Website and app data records
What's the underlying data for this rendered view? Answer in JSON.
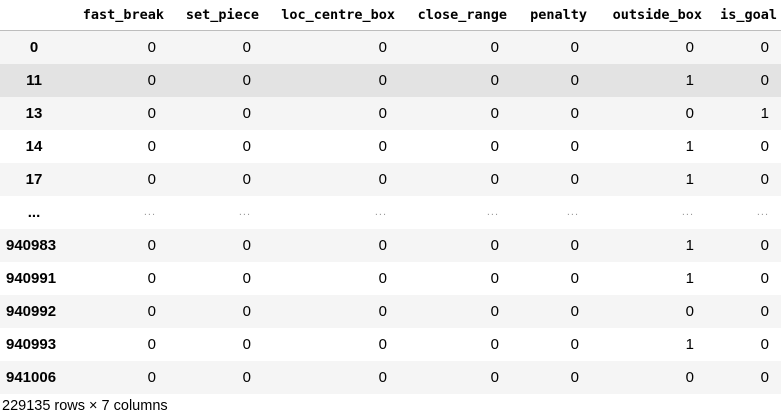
{
  "dataframe": {
    "columns": [
      "fast_break",
      "set_piece",
      "loc_centre_box",
      "close_range",
      "penalty",
      "outside_box",
      "is_goal"
    ],
    "rows": [
      {
        "index": "0",
        "values": [
          "0",
          "0",
          "0",
          "0",
          "0",
          "0",
          "0"
        ]
      },
      {
        "index": "11",
        "values": [
          "0",
          "0",
          "0",
          "0",
          "0",
          "1",
          "0"
        ]
      },
      {
        "index": "13",
        "values": [
          "0",
          "0",
          "0",
          "0",
          "0",
          "0",
          "1"
        ]
      },
      {
        "index": "14",
        "values": [
          "0",
          "0",
          "0",
          "0",
          "0",
          "1",
          "0"
        ]
      },
      {
        "index": "17",
        "values": [
          "0",
          "0",
          "0",
          "0",
          "0",
          "1",
          "0"
        ]
      },
      {
        "index": "...",
        "values": [
          "...",
          "...",
          "...",
          "...",
          "...",
          "...",
          "..."
        ]
      },
      {
        "index": "940983",
        "values": [
          "0",
          "0",
          "0",
          "0",
          "0",
          "1",
          "0"
        ]
      },
      {
        "index": "940991",
        "values": [
          "0",
          "0",
          "0",
          "0",
          "0",
          "1",
          "0"
        ]
      },
      {
        "index": "940992",
        "values": [
          "0",
          "0",
          "0",
          "0",
          "0",
          "0",
          "0"
        ]
      },
      {
        "index": "940993",
        "values": [
          "0",
          "0",
          "0",
          "0",
          "0",
          "1",
          "0"
        ]
      },
      {
        "index": "941006",
        "values": [
          "0",
          "0",
          "0",
          "0",
          "0",
          "0",
          "0"
        ]
      }
    ],
    "shape_text": "229135 rows × 7 columns",
    "colors": {
      "striped_row": "#f5f5f5",
      "hovered_row": "#e3e3e3",
      "header_border": "#bdbdbd",
      "ellipsis_text": "#9a9a9a"
    },
    "hovered_row_index": "11"
  }
}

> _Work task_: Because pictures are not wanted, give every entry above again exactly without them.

> _Task solution_:
What's the underlying data for this rendered view? Answer in JSON.
{
  "dataframe": {
    "columns": [
      "fast_break",
      "set_piece",
      "loc_centre_box",
      "close_range",
      "penalty",
      "outside_box",
      "is_goal"
    ],
    "rows": [
      {
        "index": "0",
        "values": [
          "0",
          "0",
          "0",
          "0",
          "0",
          "0",
          "0"
        ]
      },
      {
        "index": "11",
        "values": [
          "0",
          "0",
          "0",
          "0",
          "0",
          "1",
          "0"
        ]
      },
      {
        "index": "13",
        "values": [
          "0",
          "0",
          "0",
          "0",
          "0",
          "0",
          "1"
        ]
      },
      {
        "index": "14",
        "values": [
          "0",
          "0",
          "0",
          "0",
          "0",
          "1",
          "0"
        ]
      },
      {
        "index": "17",
        "values": [
          "0",
          "0",
          "0",
          "0",
          "0",
          "1",
          "0"
        ]
      },
      {
        "index": "...",
        "values": [
          "...",
          "...",
          "...",
          "...",
          "...",
          "...",
          "..."
        ]
      },
      {
        "index": "940983",
        "values": [
          "0",
          "0",
          "0",
          "0",
          "0",
          "1",
          "0"
        ]
      },
      {
        "index": "940991",
        "values": [
          "0",
          "0",
          "0",
          "0",
          "0",
          "1",
          "0"
        ]
      },
      {
        "index": "940992",
        "values": [
          "0",
          "0",
          "0",
          "0",
          "0",
          "0",
          "0"
        ]
      },
      {
        "index": "940993",
        "values": [
          "0",
          "0",
          "0",
          "0",
          "0",
          "1",
          "0"
        ]
      },
      {
        "index": "941006",
        "values": [
          "0",
          "0",
          "0",
          "0",
          "0",
          "0",
          "0"
        ]
      }
    ],
    "shape_text": "229135 rows × 7 columns",
    "colors": {
      "striped_row": "#f5f5f5",
      "hovered_row": "#e3e3e3",
      "header_border": "#bdbdbd",
      "ellipsis_text": "#9a9a9a"
    },
    "hovered_row_index": "11"
  }
}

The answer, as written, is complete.